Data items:

————————

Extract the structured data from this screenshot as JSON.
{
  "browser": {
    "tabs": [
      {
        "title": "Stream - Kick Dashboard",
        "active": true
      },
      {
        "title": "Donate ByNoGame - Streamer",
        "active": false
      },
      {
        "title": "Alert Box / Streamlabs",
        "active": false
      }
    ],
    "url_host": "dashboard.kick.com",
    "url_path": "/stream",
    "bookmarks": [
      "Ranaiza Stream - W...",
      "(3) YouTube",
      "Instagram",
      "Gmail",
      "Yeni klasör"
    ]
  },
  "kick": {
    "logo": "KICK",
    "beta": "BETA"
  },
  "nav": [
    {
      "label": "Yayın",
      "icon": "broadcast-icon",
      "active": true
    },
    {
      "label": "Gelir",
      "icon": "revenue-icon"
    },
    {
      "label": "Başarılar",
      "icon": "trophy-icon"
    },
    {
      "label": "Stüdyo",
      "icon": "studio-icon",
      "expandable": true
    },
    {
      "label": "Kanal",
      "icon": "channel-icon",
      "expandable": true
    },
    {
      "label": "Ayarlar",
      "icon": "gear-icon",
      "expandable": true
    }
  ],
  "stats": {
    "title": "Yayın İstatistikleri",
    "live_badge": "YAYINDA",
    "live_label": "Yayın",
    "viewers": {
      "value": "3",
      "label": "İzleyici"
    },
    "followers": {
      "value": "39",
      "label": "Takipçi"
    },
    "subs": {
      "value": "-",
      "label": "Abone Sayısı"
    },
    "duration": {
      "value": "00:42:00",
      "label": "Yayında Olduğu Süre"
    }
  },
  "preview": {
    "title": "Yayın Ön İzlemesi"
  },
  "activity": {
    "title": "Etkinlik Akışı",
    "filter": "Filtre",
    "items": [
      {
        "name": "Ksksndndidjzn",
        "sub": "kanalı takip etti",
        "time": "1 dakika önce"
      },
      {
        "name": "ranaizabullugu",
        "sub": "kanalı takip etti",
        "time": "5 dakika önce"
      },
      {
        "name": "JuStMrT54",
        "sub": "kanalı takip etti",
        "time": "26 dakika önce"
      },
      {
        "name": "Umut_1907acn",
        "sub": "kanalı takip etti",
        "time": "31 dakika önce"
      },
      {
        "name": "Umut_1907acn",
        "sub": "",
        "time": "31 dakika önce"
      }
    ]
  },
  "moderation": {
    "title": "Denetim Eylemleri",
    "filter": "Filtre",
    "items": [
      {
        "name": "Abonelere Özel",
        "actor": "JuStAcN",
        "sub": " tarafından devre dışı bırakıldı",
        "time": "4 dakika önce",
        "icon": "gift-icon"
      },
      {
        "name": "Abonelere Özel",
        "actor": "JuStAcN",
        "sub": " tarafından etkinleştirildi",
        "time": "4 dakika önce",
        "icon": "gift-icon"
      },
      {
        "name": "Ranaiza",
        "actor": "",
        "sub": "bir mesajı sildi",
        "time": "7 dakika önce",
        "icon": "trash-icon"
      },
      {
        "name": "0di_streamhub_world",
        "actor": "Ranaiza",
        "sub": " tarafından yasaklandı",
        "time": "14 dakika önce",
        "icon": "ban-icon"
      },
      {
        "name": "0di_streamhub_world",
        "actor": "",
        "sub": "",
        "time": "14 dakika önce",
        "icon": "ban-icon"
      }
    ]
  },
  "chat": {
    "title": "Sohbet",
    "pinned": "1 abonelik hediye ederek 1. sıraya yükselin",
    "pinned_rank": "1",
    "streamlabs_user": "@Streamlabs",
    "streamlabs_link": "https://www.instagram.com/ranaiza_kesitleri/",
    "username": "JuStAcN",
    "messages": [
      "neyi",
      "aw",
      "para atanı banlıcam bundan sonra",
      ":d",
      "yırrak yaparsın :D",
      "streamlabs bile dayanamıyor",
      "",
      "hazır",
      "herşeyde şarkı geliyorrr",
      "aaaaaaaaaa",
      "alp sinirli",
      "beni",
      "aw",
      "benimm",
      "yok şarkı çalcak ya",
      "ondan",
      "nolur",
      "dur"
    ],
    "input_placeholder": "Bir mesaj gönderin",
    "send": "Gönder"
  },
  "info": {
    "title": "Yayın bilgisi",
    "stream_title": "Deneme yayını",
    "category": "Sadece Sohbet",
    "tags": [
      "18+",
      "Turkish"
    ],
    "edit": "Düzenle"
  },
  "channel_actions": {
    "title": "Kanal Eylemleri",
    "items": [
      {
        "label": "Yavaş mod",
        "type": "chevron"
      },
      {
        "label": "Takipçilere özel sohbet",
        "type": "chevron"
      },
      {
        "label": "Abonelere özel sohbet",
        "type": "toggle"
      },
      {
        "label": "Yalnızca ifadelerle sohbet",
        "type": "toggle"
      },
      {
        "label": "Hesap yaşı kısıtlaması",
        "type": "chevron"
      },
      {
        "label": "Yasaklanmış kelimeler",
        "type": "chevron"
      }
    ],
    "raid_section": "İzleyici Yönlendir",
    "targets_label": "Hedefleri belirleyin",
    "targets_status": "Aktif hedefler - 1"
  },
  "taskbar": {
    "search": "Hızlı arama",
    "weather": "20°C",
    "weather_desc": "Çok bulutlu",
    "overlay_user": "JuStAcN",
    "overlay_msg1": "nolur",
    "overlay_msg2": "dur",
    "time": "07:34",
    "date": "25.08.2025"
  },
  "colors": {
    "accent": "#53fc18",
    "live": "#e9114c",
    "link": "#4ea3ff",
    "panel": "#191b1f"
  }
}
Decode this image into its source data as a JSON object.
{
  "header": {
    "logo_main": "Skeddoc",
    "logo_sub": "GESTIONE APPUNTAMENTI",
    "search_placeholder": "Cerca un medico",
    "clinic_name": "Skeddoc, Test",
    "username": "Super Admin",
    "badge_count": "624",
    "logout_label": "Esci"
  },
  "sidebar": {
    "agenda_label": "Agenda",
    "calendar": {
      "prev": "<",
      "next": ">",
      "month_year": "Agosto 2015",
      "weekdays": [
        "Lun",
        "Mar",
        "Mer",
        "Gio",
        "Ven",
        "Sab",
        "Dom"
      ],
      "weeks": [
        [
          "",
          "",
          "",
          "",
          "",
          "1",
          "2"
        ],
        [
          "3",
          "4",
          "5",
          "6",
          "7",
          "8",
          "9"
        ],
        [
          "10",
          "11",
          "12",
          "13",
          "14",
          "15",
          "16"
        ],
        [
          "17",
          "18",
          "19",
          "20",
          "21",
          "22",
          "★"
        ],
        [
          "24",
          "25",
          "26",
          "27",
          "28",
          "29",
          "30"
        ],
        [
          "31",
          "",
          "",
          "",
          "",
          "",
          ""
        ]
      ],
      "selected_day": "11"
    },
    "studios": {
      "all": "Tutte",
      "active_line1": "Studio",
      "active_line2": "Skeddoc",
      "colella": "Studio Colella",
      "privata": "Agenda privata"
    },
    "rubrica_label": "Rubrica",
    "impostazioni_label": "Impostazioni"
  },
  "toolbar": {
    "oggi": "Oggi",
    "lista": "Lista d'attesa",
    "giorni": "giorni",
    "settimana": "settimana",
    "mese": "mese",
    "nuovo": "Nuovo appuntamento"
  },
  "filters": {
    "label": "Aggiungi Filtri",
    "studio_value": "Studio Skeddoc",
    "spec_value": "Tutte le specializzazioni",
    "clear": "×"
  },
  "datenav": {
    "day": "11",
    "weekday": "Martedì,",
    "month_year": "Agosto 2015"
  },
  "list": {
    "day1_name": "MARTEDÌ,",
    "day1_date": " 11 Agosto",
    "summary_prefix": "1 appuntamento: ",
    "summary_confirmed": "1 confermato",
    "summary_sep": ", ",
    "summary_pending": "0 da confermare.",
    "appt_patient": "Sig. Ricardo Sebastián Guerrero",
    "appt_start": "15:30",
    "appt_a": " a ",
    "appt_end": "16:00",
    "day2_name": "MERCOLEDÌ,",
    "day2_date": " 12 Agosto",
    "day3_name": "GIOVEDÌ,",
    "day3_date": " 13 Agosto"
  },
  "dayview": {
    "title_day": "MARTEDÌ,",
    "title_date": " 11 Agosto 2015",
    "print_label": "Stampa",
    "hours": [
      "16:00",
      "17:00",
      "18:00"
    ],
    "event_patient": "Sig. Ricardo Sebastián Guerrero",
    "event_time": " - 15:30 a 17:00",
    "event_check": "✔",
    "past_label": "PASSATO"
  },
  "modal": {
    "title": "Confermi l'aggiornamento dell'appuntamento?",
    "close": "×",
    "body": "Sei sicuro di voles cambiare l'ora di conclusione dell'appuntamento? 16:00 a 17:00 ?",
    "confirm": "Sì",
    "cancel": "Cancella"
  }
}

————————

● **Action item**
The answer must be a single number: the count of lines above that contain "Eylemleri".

● **Answer for the task**
2